The secret of a more sustainable happiness may lie in forming the habit of remembering the good times and forgetting our regrets. The way we remember the past seems to have an effect on our overall life satisfaction. A study from San Francisco State University (Howell and Zhand, 2011) shows how personality has a strong influence on a person’s happiness. Their findings suggest that people with certain personality traits are happier than others because of the way they think about their past, present and future. These researchers found that highly extraverted people are more satisfied with their lives because of a tendency to hold a positive, nostalgic perspective of their past. This means that they are less likely to have negative thoughts and regrets. People who are more neurotic tend to have the exact opposite view of the past and this has a lowering effect on their levels of happiness.
For many decades psychology has made the case that our personality type is a powerful predictor of our overall life satisfaction. We know that some people have a natural tendency to be pessimistic or optimistic. However, the good news is that our personality type is not necessarily a ‘life sentence’ when it comes to achieving more happiness. Indeed, some studies suggest that the genetic component of personality may be as low as 50%. This would indicate that there is another 50%, which is changeable. Pessimistic people can work at being more optimistic and by reframing their memories of past events they may be able to experience more life satisfaction. I am not suggesting that we should deny negative experience but how we think about things affects our feelings today.
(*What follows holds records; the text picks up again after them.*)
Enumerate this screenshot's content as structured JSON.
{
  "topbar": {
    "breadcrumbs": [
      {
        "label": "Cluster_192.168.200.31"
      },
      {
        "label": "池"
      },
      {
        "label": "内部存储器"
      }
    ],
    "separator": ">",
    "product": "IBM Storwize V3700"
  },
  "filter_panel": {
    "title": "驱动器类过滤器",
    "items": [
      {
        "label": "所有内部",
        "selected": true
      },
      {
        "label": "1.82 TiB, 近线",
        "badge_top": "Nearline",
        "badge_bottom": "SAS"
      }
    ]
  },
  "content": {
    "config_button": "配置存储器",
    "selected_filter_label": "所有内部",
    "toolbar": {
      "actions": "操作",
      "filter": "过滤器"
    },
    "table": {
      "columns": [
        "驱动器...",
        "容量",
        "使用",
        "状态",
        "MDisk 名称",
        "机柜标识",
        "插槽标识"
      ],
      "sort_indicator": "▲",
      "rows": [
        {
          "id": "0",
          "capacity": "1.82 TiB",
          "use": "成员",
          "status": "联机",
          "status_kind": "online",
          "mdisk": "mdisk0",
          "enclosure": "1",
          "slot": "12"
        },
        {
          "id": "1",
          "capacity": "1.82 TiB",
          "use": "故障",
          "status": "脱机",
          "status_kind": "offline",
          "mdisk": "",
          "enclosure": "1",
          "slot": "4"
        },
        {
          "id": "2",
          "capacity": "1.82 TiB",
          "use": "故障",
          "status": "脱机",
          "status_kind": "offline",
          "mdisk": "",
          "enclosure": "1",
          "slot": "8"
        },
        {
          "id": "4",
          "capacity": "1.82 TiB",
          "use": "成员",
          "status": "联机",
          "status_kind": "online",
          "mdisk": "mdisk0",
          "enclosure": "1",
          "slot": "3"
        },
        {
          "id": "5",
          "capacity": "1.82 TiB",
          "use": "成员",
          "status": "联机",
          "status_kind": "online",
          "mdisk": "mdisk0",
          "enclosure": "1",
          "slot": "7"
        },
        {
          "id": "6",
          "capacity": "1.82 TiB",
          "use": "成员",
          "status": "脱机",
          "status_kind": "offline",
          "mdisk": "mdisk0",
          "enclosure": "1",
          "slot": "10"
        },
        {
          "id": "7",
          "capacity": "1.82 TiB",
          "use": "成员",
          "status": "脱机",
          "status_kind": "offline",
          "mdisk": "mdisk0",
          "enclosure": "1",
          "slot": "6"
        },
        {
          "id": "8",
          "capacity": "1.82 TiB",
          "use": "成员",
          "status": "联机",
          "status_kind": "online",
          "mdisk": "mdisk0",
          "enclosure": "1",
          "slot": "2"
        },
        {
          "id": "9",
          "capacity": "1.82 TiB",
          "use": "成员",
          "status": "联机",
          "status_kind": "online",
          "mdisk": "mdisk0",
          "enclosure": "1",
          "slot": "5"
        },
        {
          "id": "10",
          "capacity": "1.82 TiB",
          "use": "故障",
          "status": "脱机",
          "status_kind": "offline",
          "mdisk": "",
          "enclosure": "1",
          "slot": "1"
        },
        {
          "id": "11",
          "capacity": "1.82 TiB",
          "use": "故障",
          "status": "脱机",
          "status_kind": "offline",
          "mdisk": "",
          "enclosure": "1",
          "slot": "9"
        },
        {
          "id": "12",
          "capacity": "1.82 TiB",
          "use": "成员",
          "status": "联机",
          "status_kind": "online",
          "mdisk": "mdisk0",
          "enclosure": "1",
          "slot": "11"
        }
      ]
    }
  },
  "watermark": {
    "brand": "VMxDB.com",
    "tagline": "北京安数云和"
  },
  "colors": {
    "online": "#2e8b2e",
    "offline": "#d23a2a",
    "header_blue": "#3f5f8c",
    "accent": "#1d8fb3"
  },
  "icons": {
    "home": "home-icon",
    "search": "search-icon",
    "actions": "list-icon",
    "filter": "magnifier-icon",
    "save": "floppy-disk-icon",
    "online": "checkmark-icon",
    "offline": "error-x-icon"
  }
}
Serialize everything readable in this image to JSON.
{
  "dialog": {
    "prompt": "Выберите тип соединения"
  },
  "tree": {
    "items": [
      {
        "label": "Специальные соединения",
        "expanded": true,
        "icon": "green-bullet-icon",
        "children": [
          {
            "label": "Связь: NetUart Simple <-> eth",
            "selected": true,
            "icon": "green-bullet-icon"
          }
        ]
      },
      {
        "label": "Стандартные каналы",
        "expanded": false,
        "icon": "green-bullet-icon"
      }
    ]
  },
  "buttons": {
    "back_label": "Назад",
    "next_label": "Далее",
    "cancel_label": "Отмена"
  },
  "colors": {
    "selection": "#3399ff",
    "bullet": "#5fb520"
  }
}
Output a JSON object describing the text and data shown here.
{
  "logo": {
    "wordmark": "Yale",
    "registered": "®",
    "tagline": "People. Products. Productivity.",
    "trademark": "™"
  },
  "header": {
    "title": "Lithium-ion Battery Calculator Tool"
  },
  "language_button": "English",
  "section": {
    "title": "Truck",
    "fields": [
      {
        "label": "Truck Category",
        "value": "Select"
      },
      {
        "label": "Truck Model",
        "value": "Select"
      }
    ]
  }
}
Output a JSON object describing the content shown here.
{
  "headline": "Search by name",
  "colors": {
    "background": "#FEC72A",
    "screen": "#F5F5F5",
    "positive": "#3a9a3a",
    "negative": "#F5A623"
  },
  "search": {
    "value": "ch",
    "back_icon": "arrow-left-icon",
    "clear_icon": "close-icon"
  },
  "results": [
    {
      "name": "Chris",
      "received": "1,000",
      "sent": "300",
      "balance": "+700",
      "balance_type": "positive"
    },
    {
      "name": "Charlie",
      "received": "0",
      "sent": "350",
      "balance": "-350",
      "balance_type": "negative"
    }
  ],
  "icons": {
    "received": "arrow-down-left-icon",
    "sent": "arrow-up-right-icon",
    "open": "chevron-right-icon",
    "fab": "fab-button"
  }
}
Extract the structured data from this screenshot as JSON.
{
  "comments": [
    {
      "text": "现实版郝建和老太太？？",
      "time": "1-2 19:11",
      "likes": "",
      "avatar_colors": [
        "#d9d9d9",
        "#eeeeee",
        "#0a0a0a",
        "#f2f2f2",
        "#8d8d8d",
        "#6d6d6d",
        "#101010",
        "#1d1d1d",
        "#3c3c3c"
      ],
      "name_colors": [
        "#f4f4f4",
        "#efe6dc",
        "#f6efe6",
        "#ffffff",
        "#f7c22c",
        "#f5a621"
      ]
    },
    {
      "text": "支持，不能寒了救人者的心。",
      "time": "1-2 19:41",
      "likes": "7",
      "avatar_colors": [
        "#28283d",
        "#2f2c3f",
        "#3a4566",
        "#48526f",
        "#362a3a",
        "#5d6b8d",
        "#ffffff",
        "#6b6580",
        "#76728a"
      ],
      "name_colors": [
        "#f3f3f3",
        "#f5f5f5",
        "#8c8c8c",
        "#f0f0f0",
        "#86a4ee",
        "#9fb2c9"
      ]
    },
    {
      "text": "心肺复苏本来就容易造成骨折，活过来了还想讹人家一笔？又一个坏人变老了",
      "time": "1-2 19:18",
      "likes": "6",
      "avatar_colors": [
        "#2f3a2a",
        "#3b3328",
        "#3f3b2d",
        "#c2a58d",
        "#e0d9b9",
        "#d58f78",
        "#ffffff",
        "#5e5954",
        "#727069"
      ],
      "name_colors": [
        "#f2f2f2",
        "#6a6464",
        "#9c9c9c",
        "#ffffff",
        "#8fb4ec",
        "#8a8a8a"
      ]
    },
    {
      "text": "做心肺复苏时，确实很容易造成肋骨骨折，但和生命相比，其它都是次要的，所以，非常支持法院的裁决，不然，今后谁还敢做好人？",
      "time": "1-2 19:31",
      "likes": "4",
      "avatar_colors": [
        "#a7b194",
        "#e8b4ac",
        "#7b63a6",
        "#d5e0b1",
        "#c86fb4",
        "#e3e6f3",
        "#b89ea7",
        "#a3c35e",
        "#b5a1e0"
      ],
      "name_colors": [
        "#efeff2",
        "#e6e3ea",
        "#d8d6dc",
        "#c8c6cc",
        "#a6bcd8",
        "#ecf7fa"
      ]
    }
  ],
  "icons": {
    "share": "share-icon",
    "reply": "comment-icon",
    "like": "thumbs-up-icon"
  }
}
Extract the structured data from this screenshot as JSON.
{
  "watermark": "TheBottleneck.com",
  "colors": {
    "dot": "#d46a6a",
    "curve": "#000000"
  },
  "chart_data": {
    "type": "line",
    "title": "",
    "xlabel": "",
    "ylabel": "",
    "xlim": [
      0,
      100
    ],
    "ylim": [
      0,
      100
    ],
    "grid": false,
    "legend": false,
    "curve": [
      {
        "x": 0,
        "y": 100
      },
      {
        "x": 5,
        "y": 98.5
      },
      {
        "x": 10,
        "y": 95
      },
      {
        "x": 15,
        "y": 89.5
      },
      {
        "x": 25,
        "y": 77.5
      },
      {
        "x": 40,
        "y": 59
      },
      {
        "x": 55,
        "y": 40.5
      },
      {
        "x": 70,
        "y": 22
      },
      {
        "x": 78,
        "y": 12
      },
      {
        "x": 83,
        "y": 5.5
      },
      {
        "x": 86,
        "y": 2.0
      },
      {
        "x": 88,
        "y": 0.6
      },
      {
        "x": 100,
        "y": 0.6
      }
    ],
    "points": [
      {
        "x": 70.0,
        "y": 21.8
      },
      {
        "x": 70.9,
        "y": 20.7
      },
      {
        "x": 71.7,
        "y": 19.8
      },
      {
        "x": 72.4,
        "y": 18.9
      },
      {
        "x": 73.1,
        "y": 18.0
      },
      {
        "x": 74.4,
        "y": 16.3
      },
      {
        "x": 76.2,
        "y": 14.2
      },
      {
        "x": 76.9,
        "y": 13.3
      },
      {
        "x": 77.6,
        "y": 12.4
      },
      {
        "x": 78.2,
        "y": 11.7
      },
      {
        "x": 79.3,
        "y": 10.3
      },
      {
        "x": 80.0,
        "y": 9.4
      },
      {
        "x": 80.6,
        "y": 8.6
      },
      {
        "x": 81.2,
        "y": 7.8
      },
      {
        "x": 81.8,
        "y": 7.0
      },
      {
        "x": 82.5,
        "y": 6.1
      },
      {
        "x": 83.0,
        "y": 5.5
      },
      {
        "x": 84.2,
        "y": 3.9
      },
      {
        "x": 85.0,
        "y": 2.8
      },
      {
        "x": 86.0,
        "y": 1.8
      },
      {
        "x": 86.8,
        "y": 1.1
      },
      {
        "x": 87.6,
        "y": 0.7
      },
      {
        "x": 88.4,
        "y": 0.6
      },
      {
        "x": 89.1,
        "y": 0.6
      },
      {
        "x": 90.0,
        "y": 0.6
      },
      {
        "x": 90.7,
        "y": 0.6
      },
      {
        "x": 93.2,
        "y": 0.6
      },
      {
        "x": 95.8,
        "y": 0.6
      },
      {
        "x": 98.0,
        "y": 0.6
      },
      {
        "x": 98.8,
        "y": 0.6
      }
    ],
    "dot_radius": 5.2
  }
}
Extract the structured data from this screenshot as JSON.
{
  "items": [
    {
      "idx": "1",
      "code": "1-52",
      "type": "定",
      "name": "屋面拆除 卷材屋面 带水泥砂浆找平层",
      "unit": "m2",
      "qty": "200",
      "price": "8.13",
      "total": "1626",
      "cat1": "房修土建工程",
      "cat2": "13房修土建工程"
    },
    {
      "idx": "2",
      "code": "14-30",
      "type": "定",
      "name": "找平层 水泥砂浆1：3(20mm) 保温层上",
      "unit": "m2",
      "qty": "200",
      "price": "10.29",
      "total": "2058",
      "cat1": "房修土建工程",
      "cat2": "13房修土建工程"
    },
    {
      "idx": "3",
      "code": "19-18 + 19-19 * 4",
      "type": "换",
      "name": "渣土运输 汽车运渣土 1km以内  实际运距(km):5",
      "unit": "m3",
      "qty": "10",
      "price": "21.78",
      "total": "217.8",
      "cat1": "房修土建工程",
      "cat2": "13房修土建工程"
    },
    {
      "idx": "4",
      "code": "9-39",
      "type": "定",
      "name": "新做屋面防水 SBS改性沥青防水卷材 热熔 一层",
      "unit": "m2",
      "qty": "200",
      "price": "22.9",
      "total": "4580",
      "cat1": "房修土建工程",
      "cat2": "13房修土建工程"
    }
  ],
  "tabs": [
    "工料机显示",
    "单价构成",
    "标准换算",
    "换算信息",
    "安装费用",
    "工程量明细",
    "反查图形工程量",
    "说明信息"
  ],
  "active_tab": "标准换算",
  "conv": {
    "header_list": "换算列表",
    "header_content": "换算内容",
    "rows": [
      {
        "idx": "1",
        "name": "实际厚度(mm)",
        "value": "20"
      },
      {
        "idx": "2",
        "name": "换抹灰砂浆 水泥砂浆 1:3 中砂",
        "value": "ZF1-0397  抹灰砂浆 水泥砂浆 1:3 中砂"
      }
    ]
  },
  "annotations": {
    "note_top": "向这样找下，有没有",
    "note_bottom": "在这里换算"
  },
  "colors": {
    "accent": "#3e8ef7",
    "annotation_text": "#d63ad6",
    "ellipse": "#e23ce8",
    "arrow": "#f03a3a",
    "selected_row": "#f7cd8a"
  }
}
Some people need to be reminded that they had good days as well as bad days. We need to regularly remind ourselves about the good times as well as talking about the darker periods in our life. Everyone experiences golden days.
When I was a child we had a photograph album and we revisited wonderful birthday parties, recalled the magic of Santa and his generous presents and excited ourselves about holidays from the past. By flicking through the pages of the thick heavy albums we could nearly sense the positive experiences again. My uncle, Father John, brought magic to the living room when he switched on his projector and started his slide show. We marvelled at the happy days as they beamed onto the wall. Nowadays, its’ too easy to leave the memories in our phones or digital cameras. We need to harness the magic of the ‘golden’ days of our lives and share them more often. Science has shown that such exercises lift mood and increase our sense of happiness.
© Shane Martin